We’re in the brief window of time when everything that grows is at its peak. Gardens are overflowing. In the span of a single day, veggies go from too small and unripe to overgrown and overripe.
Every morning before we get going with our day we go outside and step softly into the vegetable patch, careful to avoid squashing anything edible and watchful for creatures that have their own designs on the fruit of our labor. The earth is moist with dew and a bit cool, which is welcome before we’re in the heat of the day.
This is when Mother Nature tells us what’s for dinner—the tomatoes and basil would be wonderful in a caprese salad with some fresh mozzarella from the farmers’ market, cucumbers are cool and refreshing served with salt, pepper, and vinegar, and green beans are best lightly roasted with fresh thyme and Vermont butter. It’s different every day, and you’ve never tasted anything better!
This early morning harvest is often collected haphazardly in our arms, which hold about as much as we need that day. Later, we’ll return, to pick more thoroughly, ensuring nothing goes to waste. What we don’t devour fresh will be canned or frozen and eaten months from now. This simple morning ritual takes us back to summers helping our grandmother, Mildred, in her garden. As boys, we held little patience for gardening. On a good day, we would spend a short time picking, then go off to summertime mischief-making. Now, we can understand and appreciate the parallels between growing a garden and the arc of our own lives. Just like life, gardens are hard work and must be tended regularly. Sometimes things don’t work out, despite your efforts. But when they do, there is no better satisfaction, and the rewards are savored.
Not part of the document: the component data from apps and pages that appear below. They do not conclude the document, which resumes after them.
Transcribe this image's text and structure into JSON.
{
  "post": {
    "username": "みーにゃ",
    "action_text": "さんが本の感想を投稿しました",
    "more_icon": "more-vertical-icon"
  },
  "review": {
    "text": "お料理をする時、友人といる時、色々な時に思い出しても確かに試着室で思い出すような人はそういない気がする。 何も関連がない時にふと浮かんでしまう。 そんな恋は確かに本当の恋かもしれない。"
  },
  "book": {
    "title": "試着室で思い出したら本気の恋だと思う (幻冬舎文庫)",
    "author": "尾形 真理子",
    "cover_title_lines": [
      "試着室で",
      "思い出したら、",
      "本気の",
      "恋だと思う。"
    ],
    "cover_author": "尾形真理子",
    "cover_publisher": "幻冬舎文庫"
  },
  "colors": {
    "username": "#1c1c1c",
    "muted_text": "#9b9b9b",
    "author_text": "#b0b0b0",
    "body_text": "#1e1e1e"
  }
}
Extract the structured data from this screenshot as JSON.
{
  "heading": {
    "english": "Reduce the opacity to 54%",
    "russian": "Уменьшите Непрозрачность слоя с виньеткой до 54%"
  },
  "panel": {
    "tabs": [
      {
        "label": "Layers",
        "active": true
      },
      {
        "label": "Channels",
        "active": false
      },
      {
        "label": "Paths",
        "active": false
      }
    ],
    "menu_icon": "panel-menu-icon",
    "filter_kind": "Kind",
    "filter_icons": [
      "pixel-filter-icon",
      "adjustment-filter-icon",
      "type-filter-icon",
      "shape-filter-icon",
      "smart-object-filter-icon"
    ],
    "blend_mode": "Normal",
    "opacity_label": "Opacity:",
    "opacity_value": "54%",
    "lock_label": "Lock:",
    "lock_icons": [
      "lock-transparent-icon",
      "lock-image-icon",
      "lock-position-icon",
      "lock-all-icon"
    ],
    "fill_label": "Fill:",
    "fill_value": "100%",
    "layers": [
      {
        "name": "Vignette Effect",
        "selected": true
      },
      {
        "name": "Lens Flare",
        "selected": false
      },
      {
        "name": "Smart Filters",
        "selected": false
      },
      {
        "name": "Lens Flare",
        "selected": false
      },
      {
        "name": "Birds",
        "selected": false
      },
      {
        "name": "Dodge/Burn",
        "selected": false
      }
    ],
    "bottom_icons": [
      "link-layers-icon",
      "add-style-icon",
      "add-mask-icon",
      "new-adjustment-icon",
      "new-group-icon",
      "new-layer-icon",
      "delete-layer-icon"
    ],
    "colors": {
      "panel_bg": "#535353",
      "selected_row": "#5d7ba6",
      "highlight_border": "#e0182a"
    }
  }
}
Gardner, Cabot, Eliot & Lyman Orton, Proprietors of The Vermont Country Store